“Despite the tense atmosphere the students remained calm and well ordered. Suddenly a white policeman lobbed a teargas canister into the front of the crowd. People ran out of the smoke dazed and coughing. The crowd retreated slightly but remained facing the police, waving placards and singing. A white policeman drew his revolver. Black journalists standing by the police heard a shot: “Look at him. He’s going to shoot at the kids”. A single shot ran out. There was a split seconds silence and pandemonium broke out. Children screamed. More shots were fired. At least four students fell and others ran screaming in all directions.” (Brooks & Brickhill Whirlwind before the storm, 1980)
After the first massacre, the students fled in different directions. Anger at the senseless killings inspired retaliatory action. West Rand Administrative Buildings (WRAB) vehicles and buildings were set alight and burned to the ground, a white WRAB official was pulled out of his car and beaten to death, liquor stores were burned and looted. Other encounters with the police occurred where more students were killed. As students were stopped by the police in one area they moved their protest action to others.
Fires continued blazing into the night. Armored Police cars later known as Hippos started moving into Soweto.
The second day was marked by absolute fury and piqued hostility. Police also assumed another attitude. They shot at random, and at anyone who would raise a fist and shout “Amandla” – “power to the People”.The protests lasted for days.
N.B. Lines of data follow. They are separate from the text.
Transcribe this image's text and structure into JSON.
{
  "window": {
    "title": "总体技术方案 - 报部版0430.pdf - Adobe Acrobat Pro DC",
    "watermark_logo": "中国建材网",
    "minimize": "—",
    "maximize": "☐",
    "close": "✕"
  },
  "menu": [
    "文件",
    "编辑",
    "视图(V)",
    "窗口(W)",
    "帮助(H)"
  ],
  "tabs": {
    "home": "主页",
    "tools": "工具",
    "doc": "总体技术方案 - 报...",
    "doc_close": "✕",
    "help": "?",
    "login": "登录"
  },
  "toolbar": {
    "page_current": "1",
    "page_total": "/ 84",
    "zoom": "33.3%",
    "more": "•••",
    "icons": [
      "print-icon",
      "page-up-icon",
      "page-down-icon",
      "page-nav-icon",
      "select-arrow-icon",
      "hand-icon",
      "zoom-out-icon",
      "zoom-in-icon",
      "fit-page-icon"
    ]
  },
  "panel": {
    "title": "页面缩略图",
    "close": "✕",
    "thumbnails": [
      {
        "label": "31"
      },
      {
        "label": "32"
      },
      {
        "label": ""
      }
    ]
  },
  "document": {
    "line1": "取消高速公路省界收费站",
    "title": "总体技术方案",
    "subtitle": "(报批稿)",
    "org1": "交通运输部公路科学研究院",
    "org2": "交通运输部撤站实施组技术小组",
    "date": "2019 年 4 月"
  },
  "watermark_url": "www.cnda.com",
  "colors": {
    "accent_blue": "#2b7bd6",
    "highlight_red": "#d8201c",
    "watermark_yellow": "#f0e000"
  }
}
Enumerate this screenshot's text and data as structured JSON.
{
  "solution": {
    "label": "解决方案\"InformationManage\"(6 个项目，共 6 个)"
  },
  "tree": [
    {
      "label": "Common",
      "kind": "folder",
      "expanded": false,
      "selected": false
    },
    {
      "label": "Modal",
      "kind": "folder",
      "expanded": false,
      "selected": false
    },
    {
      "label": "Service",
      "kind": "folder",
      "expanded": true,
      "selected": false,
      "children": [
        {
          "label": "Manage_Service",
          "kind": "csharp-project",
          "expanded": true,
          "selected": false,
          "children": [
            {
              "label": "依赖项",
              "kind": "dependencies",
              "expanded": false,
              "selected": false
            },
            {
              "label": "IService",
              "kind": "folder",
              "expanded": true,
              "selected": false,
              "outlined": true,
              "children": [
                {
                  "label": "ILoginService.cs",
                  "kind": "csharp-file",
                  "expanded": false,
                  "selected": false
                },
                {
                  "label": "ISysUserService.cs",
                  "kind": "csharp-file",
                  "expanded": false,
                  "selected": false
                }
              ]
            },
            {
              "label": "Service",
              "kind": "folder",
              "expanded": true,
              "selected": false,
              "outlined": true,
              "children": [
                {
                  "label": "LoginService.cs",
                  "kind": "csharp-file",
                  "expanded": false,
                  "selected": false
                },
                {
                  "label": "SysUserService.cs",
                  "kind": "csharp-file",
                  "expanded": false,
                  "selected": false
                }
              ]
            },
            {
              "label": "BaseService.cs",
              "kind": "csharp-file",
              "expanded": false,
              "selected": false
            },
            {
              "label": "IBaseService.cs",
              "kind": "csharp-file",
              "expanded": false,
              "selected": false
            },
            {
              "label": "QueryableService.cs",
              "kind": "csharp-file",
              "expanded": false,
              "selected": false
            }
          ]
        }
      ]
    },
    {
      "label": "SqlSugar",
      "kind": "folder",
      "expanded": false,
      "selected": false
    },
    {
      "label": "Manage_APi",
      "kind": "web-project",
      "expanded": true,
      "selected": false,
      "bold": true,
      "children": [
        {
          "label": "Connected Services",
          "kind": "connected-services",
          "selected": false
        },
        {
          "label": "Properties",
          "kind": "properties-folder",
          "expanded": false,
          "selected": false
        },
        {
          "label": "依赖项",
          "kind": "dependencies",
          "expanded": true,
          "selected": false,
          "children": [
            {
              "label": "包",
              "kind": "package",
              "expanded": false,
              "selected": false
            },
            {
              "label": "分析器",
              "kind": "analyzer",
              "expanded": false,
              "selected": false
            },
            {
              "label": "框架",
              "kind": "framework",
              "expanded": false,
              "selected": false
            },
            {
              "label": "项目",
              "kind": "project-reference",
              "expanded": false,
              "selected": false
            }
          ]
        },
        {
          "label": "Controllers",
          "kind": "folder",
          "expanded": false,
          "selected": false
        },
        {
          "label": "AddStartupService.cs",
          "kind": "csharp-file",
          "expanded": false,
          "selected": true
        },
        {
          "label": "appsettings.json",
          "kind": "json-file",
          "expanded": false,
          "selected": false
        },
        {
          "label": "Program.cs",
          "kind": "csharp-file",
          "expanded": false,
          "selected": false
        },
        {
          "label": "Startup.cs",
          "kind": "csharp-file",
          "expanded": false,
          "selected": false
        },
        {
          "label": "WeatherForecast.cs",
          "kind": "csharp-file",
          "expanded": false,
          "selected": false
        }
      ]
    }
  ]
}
The Rand currency had lost value overnight. Thousands of workers had refused to go to work. It was a raging and profound crisis for the Apartheid government. It was also a serious loss of face in light of US Secretary of State, Henry Kissinger’s impending visit to South Africa.
“To add to this, 300 predominantly white Wits students marched through the city center to protest the killing of schoolchildren. An unusual sight in South Africa. As they marched through the streets they were joined by many black workers.” (News reports) I was among them. It was the saddest of days and yet the most empowering of feelings. It felt risky but right. We never stopped after that. I went on to complete my law degree and practiced in Apartheid South Africa, until a series of events led to my leaving for the United States in 1985.
Many students were shot. The official death toll was released at 23, but it is believed was more than 200.
The first student to be shot on that fateful day was 15-year old Hastings Ndlovu. However, the killing in the same incident of Hector Pieterson, aged 12, and in particular the publication of his photograph taken by Sam Nzima, made him an international icon of the uprising.
It became the major rallying point of the struggle against apartheid. Hector’s limp body being carried by a sibling though teargas filled township, will always be remembered as the face of a student uprising that brought South Africa’s Apartheid regime to its knees.
June 16 now marks the commemoration of National Youth Day in South Africa. This is the day the country reflects on the massacre of school children during the Soweto Uprising of 1976.
References to Youth and the National Liberation Struggle 1894-1994
- “The Count-Down has Started”: Statement on the Tenth Anniversary of the Soweto Uprising by O. R. Tambo, 16 June 1986
- Remembering French Investments In Apartheid South Africa, 17 December 2013
- 40 years after: Understanding the Soweto Uprising by Motsoko Pheko (Pambazuka News), 30 June 2016
- Soweto forty years on: The Black student rebellion of 1976 by Professor Noor Nieftagodien
- Statement by Oliver Tambo on the tenth anniversary of the Soweto uprising, 16 June 1986